▶ [TASK GOAL]: Among the entries below, count the lines with "Your" in them and state the total without comment.

[EXTRACTED RECORDS]

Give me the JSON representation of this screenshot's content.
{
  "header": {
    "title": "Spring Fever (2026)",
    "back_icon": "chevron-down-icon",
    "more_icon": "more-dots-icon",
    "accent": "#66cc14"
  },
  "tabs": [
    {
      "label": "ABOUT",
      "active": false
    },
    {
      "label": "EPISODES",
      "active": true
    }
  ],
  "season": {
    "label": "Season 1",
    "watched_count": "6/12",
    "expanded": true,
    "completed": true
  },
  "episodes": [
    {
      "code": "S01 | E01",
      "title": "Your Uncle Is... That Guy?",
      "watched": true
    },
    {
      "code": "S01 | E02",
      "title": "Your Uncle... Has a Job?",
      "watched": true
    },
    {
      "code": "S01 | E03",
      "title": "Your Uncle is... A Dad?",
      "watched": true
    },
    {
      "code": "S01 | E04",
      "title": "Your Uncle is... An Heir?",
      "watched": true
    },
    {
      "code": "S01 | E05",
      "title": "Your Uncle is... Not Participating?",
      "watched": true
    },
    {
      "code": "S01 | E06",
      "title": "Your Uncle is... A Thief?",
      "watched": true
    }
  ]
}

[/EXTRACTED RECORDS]

▶ [RESPONSE AREA]: 6